PROBLEM DESCRIPTION: Those lines of the data that hold the word "JSON" are to be copied out.

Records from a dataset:
::::
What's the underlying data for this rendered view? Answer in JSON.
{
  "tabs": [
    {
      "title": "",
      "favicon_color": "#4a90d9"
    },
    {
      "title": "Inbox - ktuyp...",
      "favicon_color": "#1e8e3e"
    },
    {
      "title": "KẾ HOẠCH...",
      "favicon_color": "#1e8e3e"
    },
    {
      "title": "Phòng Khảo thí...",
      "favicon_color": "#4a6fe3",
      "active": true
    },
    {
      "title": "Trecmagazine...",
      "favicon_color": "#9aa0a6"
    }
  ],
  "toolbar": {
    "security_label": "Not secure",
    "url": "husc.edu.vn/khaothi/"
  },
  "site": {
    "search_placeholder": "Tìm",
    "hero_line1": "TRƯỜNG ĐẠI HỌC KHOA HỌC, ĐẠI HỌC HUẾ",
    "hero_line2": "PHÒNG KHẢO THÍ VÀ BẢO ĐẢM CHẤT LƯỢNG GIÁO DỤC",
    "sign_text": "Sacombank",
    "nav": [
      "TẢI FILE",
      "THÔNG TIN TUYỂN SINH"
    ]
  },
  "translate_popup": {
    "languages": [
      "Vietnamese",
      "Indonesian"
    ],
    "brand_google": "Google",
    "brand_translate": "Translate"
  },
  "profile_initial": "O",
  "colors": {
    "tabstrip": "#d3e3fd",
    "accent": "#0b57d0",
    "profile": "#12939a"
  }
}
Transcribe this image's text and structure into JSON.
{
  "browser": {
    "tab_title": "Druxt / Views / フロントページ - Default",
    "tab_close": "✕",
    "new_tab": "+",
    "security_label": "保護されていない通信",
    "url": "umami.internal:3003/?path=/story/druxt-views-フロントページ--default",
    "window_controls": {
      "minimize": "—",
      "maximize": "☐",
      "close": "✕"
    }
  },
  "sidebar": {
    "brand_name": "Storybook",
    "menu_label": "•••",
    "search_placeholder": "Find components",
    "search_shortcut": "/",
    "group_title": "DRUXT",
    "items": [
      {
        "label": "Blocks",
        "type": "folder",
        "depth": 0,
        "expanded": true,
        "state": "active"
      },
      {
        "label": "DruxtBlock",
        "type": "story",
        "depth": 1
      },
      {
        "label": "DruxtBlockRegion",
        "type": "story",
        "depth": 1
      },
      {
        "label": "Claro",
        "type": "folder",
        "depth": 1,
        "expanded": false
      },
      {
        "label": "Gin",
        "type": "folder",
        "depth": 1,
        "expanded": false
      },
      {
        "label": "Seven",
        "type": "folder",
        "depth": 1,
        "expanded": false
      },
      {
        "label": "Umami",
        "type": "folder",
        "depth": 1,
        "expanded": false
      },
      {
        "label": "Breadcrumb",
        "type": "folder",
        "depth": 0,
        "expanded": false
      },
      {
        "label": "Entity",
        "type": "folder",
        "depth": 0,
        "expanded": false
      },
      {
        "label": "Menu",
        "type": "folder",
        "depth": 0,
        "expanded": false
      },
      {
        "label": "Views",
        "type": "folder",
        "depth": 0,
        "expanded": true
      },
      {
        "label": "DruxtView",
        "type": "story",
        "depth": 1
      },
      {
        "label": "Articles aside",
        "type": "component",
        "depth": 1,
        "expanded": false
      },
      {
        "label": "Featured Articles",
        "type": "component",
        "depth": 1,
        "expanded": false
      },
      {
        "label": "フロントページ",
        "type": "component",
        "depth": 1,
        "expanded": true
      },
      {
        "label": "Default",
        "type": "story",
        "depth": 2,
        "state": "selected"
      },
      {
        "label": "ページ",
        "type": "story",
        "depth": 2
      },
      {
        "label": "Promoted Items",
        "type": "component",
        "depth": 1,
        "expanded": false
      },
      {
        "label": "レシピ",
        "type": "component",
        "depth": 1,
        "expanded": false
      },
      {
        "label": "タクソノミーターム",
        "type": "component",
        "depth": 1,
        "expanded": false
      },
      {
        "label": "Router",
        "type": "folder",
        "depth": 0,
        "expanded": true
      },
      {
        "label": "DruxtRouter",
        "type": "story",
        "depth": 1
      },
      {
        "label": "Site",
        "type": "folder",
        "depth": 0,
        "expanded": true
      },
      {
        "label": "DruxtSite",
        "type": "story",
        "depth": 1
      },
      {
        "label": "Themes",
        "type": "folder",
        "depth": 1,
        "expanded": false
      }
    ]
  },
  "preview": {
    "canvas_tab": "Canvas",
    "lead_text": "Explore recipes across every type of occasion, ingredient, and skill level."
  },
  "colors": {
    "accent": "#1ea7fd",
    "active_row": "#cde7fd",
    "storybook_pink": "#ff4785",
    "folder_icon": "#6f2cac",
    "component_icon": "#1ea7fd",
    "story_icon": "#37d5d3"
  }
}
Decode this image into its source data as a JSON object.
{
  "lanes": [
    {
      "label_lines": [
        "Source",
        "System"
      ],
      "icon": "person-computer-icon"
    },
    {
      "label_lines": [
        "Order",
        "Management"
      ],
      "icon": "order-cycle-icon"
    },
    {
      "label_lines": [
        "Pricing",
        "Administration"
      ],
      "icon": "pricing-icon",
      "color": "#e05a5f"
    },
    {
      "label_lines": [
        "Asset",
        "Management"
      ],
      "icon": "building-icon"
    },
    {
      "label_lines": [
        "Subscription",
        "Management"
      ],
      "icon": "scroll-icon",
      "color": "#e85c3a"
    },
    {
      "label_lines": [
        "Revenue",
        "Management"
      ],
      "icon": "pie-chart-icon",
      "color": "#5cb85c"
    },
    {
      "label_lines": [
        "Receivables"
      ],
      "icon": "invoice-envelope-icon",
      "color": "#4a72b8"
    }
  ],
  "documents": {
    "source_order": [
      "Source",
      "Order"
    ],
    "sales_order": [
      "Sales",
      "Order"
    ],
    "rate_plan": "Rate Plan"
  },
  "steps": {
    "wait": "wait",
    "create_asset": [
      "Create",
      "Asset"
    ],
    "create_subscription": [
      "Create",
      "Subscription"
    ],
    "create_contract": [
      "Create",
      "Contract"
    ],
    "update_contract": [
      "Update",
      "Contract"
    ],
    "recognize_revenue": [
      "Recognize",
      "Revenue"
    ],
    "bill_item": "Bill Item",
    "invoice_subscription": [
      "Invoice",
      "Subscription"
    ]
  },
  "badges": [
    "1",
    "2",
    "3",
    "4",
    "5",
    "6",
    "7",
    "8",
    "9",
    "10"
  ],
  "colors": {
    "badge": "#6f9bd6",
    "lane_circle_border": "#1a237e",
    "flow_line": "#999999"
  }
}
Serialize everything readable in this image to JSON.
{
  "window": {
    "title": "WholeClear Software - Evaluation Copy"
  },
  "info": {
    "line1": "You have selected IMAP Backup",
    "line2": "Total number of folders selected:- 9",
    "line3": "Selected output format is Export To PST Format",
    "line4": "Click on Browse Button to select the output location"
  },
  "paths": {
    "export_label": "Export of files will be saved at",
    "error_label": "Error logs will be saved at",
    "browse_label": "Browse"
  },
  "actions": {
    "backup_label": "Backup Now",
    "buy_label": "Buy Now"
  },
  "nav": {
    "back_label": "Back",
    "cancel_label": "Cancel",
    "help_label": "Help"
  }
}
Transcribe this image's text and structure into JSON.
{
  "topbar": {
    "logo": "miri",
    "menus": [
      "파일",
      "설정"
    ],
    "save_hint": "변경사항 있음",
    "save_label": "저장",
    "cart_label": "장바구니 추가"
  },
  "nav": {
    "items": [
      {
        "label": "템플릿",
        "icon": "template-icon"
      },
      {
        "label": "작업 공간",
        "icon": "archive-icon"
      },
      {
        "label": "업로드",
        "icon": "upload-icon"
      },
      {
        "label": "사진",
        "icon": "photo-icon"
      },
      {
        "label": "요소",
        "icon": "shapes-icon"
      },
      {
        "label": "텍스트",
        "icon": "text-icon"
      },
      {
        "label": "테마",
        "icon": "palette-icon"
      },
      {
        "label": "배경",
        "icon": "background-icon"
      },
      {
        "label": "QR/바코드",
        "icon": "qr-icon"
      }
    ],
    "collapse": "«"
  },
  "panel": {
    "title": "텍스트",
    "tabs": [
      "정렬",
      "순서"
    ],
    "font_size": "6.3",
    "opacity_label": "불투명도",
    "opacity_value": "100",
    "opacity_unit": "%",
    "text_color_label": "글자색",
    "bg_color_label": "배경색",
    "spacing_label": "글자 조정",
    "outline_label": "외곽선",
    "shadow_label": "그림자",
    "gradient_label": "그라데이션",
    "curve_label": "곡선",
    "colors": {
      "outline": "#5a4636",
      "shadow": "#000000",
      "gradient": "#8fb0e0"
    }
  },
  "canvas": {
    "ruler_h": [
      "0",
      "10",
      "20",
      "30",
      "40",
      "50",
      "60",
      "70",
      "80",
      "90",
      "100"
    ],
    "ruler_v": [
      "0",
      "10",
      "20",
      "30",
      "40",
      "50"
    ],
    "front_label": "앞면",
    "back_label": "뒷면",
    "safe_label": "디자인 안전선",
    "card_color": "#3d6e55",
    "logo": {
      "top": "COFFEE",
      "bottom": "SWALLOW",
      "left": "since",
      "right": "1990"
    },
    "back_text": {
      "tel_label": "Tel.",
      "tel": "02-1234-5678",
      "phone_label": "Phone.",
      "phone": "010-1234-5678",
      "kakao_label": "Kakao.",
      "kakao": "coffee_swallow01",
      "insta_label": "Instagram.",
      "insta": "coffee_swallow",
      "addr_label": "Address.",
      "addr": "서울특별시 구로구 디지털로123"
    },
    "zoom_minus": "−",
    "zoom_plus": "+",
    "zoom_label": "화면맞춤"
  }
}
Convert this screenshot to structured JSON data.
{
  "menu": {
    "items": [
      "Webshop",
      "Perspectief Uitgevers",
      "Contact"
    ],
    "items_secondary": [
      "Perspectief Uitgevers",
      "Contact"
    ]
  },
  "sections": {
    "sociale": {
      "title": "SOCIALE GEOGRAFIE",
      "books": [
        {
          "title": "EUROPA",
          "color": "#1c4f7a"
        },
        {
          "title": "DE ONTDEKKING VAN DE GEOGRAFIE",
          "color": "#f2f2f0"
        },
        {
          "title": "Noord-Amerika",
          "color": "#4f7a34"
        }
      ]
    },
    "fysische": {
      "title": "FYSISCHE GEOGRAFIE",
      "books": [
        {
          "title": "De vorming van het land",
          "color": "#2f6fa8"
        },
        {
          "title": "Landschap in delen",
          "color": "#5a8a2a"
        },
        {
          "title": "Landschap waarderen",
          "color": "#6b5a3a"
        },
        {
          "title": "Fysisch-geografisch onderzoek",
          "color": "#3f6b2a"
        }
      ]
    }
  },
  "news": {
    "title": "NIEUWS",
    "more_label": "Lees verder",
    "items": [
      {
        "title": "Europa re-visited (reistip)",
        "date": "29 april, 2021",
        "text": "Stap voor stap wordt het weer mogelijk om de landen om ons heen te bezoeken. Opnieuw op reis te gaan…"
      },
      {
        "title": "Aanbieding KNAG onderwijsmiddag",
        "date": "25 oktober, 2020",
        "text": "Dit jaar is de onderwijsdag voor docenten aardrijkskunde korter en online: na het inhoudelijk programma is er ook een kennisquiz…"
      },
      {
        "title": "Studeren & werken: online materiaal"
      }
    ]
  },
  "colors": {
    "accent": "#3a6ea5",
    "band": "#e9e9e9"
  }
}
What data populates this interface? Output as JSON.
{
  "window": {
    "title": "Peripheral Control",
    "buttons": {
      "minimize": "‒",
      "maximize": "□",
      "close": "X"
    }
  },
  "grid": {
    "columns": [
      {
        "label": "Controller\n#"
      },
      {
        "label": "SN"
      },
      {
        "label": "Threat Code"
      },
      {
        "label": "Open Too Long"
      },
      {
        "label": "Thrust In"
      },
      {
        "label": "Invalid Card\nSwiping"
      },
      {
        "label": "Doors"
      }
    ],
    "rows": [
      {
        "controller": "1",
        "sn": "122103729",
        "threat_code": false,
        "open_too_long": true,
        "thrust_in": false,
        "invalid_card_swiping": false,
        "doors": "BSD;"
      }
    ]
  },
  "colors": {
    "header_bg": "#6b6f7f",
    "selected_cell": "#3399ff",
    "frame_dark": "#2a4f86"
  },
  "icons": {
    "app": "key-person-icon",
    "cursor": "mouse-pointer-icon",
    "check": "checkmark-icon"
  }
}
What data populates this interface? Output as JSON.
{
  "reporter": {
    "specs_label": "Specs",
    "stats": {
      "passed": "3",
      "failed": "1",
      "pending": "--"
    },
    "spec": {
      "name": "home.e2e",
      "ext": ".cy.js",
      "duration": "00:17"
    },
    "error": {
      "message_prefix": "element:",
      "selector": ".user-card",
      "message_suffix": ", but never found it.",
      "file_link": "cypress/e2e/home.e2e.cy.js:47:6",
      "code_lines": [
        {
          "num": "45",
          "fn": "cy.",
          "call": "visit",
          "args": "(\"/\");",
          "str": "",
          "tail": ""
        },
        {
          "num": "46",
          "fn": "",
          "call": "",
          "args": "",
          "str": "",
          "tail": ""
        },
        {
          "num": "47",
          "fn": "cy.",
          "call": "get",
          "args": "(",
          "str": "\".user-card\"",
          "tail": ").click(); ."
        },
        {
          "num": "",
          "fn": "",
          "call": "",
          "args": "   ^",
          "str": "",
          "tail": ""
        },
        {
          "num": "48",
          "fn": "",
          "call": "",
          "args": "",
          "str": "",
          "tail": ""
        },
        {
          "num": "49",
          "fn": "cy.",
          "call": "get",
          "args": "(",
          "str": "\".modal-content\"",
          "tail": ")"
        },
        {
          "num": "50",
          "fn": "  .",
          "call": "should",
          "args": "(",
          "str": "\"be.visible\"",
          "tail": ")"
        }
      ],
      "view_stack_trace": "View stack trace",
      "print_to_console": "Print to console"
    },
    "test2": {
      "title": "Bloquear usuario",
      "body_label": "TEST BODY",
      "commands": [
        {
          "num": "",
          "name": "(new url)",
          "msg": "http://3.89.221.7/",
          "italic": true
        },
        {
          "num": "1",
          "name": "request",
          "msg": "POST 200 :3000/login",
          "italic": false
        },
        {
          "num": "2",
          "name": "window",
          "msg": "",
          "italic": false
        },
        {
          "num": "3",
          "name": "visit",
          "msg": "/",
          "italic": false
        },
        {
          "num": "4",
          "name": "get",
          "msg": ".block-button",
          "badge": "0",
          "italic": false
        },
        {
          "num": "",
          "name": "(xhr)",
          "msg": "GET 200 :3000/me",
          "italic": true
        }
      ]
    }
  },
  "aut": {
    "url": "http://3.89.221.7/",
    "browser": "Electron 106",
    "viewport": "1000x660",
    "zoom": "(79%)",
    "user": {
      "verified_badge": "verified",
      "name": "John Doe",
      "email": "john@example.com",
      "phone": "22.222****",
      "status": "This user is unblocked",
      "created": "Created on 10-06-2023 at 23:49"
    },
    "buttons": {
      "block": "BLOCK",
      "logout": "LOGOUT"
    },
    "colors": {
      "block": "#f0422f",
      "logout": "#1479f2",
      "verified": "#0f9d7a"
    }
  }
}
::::
WRITTEN REPLY:
What's the underlying data for this rendered view? Answer in JSON.
Transcribe this image's text and structure into JSON.
Decode this image into its source data as a JSON object.
Serialize everything readable in this image to JSON.
Transcribe this image's text and structure into JSON.
Convert this screenshot to structured JSON data.
What data populates this interface? Output as JSON.
What data populates this interface? Output as JSON.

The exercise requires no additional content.